EXTRACTED RECORDS:
++++

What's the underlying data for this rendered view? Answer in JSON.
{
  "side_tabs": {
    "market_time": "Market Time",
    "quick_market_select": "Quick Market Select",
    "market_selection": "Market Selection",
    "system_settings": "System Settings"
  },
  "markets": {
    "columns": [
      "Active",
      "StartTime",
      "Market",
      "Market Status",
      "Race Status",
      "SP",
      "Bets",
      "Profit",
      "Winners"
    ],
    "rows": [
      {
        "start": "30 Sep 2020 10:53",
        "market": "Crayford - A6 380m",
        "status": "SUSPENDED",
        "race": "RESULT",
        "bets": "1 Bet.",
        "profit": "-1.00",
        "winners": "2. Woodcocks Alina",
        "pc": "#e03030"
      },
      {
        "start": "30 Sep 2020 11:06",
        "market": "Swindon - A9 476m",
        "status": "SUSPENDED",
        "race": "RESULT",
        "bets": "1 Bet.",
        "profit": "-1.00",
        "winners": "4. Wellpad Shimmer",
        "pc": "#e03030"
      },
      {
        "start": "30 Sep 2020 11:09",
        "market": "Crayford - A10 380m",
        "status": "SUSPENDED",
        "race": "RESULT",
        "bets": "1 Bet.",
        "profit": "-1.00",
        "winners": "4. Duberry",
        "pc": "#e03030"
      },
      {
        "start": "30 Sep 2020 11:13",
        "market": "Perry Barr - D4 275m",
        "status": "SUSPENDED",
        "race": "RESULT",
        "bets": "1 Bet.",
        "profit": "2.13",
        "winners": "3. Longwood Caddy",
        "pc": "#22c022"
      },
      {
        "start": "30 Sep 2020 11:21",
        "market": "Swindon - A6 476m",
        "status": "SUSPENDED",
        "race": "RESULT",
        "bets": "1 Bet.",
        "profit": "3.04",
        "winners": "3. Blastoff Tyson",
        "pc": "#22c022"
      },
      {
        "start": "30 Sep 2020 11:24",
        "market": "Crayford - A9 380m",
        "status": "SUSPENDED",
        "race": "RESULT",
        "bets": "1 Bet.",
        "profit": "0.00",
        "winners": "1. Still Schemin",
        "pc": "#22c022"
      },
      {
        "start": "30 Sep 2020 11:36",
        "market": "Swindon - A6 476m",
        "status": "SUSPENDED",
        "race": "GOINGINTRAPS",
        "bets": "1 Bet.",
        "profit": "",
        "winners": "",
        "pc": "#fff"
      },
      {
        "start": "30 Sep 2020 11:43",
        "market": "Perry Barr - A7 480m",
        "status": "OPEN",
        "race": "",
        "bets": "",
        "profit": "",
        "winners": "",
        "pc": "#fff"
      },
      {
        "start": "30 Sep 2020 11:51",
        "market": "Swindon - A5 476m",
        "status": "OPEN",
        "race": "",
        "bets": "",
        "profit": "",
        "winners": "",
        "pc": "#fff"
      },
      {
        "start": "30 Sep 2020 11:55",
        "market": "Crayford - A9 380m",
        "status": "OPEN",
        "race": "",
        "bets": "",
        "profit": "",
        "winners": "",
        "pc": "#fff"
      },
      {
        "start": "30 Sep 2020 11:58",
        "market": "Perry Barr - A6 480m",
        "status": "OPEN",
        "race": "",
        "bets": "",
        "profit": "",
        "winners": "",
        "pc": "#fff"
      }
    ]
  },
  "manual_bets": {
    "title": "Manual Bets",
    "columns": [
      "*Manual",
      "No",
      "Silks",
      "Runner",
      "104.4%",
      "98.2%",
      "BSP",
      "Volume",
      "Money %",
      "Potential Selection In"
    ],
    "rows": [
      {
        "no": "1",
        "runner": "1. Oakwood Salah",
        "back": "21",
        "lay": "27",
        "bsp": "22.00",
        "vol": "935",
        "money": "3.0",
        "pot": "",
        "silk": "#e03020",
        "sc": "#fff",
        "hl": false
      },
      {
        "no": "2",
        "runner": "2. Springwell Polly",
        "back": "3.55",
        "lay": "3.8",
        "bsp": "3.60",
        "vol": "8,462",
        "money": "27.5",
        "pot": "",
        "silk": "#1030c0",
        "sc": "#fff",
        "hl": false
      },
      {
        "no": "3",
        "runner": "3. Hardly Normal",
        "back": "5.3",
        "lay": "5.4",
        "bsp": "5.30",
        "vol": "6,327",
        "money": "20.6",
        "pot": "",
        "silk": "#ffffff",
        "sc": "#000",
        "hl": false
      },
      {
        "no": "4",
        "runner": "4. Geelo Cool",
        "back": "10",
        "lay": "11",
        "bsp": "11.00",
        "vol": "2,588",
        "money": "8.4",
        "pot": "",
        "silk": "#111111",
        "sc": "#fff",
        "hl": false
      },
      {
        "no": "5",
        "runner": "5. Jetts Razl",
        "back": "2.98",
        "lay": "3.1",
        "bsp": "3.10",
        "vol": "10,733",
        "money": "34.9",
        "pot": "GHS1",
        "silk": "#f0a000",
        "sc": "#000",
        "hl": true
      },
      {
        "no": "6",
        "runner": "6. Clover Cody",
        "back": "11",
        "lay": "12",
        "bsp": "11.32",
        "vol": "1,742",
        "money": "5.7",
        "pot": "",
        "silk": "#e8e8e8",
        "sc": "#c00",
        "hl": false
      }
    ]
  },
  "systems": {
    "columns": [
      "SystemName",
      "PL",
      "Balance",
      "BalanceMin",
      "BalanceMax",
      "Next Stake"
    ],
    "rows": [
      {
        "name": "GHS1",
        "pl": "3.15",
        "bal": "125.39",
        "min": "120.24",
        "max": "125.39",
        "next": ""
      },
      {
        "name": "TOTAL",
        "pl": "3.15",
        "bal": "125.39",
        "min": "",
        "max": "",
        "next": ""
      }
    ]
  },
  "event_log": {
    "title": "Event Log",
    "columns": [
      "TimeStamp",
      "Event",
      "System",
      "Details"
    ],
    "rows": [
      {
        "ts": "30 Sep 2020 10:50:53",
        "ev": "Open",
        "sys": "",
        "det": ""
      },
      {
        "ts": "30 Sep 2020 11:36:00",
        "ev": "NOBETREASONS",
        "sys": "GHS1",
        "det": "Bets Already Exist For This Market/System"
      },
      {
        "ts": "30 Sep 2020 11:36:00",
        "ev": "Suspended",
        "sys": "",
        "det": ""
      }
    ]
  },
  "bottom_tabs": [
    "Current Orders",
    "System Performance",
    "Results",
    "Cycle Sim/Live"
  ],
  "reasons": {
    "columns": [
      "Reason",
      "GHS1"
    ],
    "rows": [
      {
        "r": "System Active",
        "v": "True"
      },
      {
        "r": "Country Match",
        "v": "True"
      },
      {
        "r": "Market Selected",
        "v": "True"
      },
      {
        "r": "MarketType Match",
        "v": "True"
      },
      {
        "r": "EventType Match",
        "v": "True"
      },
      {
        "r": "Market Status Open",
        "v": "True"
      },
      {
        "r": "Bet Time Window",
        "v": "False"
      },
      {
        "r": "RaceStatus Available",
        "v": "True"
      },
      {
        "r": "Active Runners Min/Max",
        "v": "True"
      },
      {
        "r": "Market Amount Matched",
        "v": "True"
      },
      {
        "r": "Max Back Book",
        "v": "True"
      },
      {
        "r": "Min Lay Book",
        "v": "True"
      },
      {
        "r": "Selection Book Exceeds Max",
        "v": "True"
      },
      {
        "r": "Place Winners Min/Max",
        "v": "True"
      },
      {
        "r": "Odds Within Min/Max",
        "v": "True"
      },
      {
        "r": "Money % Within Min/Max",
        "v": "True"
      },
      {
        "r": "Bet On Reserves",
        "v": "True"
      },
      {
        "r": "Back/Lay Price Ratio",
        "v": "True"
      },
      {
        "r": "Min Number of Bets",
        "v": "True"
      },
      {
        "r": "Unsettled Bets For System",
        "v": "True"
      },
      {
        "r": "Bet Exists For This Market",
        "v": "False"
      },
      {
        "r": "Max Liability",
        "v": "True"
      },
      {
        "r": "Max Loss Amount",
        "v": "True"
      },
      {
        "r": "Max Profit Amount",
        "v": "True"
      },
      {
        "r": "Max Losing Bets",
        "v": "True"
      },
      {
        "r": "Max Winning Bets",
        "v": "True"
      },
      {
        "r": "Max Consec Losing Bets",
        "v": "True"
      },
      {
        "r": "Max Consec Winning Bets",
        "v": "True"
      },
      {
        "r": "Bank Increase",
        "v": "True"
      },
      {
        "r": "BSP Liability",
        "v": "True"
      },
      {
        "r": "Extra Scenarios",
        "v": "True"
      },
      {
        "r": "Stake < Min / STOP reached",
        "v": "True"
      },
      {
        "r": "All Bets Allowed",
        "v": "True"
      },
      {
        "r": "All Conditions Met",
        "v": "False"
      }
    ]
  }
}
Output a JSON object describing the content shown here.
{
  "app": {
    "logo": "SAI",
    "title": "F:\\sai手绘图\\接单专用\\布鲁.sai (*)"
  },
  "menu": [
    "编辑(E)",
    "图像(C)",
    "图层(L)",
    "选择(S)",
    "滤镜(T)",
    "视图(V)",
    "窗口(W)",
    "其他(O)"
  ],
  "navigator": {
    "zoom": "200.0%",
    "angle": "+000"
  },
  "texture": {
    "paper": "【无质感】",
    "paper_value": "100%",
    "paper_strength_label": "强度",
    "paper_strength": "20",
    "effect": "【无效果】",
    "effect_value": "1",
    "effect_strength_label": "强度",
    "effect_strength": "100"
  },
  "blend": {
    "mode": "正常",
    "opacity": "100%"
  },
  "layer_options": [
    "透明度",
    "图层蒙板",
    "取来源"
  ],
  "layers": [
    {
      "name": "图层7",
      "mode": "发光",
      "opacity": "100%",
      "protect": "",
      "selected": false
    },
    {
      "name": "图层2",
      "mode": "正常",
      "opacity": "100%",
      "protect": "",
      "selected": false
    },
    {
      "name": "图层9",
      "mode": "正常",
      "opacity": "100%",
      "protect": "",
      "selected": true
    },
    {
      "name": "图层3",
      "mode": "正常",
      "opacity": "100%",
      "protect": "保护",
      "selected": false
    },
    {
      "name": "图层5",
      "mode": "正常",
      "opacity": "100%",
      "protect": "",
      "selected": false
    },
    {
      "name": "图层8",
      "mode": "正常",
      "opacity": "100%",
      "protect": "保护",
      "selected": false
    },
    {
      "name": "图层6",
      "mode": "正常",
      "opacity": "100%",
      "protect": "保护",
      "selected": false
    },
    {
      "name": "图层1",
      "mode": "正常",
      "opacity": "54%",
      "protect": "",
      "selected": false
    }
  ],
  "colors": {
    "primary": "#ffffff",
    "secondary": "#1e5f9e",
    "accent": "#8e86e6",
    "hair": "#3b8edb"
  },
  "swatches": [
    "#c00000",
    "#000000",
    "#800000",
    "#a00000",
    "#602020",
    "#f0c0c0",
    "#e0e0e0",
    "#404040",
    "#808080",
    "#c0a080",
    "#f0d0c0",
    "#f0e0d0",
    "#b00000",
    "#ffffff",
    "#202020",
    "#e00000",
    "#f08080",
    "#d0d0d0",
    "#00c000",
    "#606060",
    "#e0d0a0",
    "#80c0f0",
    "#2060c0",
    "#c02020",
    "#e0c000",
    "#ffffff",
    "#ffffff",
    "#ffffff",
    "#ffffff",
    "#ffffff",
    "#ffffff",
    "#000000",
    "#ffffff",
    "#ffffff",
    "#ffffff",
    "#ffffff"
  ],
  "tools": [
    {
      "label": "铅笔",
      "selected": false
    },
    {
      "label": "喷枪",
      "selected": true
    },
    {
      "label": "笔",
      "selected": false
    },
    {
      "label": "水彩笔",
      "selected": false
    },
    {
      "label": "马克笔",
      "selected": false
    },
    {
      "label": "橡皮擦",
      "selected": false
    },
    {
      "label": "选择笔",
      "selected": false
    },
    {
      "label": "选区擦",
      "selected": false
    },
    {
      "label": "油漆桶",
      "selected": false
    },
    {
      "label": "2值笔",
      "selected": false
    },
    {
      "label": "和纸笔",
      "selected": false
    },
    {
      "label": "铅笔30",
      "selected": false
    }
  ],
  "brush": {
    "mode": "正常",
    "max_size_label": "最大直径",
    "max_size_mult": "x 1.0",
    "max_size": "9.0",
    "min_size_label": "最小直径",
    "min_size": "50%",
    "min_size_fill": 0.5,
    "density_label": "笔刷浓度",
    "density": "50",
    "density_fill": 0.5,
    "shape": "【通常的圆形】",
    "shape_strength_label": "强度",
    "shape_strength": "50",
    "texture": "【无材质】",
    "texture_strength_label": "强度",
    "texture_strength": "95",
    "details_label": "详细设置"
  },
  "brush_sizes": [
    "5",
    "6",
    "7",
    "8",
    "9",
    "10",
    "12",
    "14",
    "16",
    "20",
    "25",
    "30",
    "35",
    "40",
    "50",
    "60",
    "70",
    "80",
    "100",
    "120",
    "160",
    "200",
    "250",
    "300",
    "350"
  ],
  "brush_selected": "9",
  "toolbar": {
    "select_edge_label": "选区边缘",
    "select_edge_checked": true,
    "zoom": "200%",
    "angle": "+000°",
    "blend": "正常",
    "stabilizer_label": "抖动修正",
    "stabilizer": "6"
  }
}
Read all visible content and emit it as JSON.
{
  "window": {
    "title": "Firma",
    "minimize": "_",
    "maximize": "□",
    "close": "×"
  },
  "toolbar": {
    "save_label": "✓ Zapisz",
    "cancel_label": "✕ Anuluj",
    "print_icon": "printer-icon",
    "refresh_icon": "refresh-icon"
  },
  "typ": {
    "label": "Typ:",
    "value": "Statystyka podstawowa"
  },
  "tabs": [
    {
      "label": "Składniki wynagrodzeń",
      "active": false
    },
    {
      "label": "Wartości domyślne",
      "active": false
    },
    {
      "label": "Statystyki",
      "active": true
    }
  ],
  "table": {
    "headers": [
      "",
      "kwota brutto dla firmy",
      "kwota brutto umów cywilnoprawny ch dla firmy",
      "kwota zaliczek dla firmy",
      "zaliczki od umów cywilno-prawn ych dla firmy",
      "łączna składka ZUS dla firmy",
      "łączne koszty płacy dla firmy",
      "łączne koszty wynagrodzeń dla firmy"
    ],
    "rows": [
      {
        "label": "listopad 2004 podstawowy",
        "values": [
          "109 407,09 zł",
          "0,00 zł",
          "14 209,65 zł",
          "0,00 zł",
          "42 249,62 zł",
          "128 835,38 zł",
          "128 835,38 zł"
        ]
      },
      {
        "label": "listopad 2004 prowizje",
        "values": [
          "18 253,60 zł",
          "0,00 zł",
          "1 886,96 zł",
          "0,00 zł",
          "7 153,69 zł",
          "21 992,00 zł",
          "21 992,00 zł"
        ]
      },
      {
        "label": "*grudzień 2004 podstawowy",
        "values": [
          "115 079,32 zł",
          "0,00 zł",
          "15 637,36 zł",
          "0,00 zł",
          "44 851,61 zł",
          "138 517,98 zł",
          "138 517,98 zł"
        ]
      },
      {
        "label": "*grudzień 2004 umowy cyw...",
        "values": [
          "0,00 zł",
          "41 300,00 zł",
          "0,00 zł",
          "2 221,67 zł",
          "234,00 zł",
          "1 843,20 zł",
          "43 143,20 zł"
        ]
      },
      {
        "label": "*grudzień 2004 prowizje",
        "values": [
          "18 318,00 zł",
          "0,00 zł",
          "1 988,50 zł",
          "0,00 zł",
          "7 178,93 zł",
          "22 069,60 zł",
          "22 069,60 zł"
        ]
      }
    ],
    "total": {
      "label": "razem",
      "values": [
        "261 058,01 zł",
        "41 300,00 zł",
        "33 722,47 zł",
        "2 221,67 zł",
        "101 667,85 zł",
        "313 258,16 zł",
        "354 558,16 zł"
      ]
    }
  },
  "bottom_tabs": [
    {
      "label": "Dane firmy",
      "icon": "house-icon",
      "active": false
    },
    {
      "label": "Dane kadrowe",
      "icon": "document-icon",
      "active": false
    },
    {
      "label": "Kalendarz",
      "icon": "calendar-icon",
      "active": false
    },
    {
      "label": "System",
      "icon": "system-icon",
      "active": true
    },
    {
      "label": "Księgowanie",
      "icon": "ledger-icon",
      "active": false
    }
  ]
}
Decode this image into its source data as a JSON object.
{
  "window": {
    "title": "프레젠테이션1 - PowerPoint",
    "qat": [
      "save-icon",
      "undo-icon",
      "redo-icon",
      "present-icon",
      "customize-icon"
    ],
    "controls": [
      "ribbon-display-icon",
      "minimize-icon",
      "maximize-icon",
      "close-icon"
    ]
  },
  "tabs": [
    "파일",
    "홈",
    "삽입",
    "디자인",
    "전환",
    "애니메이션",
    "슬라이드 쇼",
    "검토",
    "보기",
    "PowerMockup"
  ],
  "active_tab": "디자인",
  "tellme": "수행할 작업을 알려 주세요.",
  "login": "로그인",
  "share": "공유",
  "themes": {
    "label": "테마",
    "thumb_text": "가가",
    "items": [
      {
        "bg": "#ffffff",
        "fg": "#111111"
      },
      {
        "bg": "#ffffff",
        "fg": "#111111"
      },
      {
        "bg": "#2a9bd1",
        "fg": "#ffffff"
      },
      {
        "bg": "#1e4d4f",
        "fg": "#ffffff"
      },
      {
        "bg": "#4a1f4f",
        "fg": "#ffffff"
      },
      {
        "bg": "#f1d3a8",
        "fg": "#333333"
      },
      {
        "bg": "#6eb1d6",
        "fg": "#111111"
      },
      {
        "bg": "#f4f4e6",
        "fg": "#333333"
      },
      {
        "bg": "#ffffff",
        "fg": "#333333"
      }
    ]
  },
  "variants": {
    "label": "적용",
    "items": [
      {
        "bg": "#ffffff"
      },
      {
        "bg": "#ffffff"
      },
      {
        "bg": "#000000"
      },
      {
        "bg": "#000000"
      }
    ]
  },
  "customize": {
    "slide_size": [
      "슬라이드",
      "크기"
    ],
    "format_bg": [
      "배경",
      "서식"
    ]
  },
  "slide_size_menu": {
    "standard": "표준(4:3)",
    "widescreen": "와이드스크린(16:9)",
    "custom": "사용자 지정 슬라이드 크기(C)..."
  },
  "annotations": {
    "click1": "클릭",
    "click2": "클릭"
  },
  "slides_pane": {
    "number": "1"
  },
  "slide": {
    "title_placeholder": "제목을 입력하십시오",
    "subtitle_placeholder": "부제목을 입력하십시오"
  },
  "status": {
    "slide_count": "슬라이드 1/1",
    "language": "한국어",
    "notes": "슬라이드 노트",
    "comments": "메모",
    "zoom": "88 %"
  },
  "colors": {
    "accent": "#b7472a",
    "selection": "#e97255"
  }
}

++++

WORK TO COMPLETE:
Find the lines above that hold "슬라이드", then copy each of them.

EXERCISE RESPONSE:
    "슬라이드 쇼",
      "슬라이드",
    "custom": "사용자 지정 슬라이드 크기(C)..."
    "slide_count": "슬라이드 1/1",
    "notes": "슬라이드 노트",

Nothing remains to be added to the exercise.